WHAT TO WORK ON ::
Spot each line in the data below containing "title" and copy it.

Dataset entries

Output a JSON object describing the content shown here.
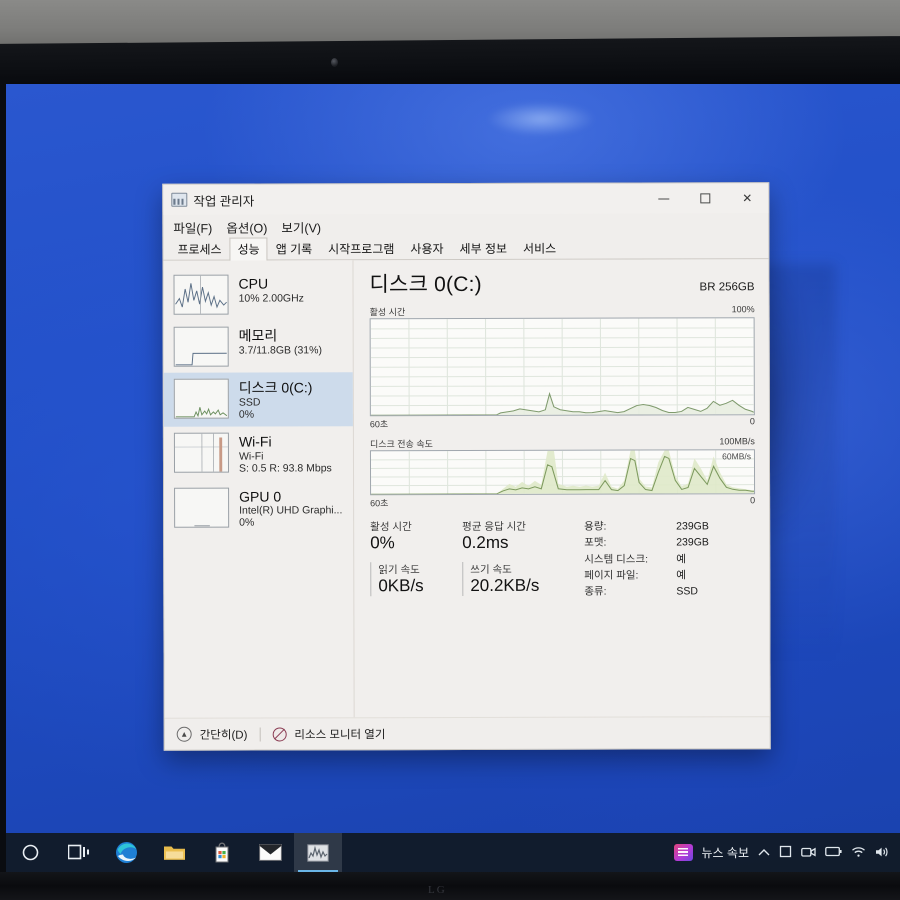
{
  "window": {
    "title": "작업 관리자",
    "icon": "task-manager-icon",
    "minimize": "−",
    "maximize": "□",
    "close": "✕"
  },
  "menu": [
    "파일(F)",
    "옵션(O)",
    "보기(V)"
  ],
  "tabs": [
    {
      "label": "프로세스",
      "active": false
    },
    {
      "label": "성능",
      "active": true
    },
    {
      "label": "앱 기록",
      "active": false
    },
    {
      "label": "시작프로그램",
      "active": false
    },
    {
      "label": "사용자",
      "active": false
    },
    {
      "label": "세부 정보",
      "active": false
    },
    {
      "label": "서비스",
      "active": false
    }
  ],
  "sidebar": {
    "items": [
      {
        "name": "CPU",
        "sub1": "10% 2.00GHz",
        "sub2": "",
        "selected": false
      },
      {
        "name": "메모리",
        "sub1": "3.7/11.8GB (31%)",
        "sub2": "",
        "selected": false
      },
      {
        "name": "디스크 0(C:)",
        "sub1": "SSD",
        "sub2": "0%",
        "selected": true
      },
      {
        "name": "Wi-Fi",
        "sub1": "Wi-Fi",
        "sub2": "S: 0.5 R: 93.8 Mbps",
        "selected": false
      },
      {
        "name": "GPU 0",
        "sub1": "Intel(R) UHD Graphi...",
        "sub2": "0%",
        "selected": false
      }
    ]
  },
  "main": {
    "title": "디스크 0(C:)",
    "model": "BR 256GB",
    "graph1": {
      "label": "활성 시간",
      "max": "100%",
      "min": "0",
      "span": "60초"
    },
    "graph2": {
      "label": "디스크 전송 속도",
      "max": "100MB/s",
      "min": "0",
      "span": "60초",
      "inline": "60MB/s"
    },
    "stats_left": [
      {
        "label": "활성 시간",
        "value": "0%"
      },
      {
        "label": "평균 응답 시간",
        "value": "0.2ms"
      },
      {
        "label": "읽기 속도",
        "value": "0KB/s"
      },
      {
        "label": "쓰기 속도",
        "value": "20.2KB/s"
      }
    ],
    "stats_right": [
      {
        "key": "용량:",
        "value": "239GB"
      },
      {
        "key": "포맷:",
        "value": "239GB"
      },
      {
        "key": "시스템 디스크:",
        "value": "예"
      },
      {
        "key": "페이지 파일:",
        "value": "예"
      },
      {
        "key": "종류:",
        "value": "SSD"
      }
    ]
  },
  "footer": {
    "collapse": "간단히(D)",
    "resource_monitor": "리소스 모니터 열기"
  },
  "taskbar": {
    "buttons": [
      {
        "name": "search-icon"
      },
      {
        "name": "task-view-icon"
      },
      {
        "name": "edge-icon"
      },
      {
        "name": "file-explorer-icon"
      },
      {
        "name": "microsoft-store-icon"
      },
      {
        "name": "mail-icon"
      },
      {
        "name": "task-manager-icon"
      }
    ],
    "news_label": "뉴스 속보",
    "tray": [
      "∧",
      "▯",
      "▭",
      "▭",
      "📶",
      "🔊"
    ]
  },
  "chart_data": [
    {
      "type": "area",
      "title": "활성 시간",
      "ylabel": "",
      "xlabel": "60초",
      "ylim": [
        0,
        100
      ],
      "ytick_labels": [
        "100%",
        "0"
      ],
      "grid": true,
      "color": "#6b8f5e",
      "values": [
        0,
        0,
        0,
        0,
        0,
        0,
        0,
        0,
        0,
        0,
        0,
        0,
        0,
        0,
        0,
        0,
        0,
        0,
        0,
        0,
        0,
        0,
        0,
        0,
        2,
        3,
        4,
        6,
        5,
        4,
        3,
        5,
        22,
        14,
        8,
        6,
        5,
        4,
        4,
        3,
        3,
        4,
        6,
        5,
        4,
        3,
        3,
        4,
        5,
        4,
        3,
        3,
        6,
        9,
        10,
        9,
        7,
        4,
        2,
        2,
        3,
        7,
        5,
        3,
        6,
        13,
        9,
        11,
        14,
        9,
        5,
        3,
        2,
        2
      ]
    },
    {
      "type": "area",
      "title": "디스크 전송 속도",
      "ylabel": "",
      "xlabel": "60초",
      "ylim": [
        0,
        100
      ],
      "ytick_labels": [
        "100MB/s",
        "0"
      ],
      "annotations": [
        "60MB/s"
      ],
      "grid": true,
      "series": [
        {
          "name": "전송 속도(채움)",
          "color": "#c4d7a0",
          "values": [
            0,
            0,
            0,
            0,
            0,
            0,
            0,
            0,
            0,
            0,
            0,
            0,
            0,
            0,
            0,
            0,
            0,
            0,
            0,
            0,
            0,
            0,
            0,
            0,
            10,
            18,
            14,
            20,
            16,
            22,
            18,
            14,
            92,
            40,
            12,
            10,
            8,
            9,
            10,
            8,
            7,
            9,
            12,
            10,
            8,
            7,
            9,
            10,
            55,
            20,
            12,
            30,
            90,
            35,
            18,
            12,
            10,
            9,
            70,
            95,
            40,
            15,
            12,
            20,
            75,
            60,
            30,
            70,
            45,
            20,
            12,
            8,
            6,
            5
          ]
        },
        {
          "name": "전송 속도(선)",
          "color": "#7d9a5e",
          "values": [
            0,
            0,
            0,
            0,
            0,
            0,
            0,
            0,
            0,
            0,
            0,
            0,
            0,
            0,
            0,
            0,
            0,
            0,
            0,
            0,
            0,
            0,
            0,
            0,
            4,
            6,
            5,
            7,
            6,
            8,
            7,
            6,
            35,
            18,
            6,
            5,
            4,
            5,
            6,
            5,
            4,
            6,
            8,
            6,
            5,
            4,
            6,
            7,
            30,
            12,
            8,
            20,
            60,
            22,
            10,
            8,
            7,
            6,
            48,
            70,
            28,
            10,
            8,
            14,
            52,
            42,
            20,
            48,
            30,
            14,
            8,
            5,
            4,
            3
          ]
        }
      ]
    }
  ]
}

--

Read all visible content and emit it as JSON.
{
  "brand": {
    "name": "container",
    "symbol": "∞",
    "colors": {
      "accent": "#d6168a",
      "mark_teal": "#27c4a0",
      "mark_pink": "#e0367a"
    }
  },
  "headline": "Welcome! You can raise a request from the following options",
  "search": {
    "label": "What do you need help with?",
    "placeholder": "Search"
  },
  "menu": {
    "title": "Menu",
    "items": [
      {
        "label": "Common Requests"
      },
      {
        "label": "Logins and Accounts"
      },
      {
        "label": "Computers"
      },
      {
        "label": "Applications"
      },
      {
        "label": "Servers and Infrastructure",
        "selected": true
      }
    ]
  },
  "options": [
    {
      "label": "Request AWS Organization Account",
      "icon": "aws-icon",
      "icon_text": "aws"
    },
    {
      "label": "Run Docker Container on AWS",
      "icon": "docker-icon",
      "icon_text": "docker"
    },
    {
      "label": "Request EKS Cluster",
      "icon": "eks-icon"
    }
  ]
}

RESPONSE AREA ::
    "title": "작업 관리자",
    "title": "디스크 0(C:)",
      "title": "활성 시간",
      "title": "디스크 전송 속도",
    "title": "Menu",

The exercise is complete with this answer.